Top of DATA LISTING
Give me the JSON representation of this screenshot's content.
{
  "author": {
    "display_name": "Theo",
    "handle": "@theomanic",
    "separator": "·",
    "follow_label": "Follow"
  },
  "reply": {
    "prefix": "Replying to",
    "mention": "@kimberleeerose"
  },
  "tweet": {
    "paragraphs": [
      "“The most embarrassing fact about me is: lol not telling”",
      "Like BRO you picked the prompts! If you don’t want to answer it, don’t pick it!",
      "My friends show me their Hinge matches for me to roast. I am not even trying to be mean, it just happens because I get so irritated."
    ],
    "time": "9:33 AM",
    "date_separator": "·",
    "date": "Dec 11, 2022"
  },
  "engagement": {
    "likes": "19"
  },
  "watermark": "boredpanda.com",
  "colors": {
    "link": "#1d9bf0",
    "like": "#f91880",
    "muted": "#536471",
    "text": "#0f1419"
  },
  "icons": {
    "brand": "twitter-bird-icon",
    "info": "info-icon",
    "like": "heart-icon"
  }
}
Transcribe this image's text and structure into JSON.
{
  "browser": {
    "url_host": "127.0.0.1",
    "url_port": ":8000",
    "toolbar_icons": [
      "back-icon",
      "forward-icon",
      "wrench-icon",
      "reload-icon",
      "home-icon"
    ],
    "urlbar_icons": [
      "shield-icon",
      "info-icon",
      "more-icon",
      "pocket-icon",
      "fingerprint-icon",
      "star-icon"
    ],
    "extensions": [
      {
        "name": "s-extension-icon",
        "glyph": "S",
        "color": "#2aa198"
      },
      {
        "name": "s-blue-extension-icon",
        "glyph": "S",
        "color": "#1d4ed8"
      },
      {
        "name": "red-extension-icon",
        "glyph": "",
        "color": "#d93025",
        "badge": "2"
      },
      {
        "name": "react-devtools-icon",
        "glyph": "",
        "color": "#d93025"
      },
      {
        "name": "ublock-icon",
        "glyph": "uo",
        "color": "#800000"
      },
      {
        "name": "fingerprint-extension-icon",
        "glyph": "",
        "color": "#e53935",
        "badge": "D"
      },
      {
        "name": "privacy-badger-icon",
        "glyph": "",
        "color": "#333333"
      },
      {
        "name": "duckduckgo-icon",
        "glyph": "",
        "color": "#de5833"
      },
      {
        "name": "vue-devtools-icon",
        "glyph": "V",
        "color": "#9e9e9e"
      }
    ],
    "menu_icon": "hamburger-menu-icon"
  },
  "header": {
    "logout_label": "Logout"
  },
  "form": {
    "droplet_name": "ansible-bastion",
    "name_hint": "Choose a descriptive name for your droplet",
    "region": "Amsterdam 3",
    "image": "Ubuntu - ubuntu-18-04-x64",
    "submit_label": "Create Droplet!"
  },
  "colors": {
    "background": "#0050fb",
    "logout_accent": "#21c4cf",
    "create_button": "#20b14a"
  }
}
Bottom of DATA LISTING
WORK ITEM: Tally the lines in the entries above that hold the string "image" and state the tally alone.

EXERCISE ANSWER: 2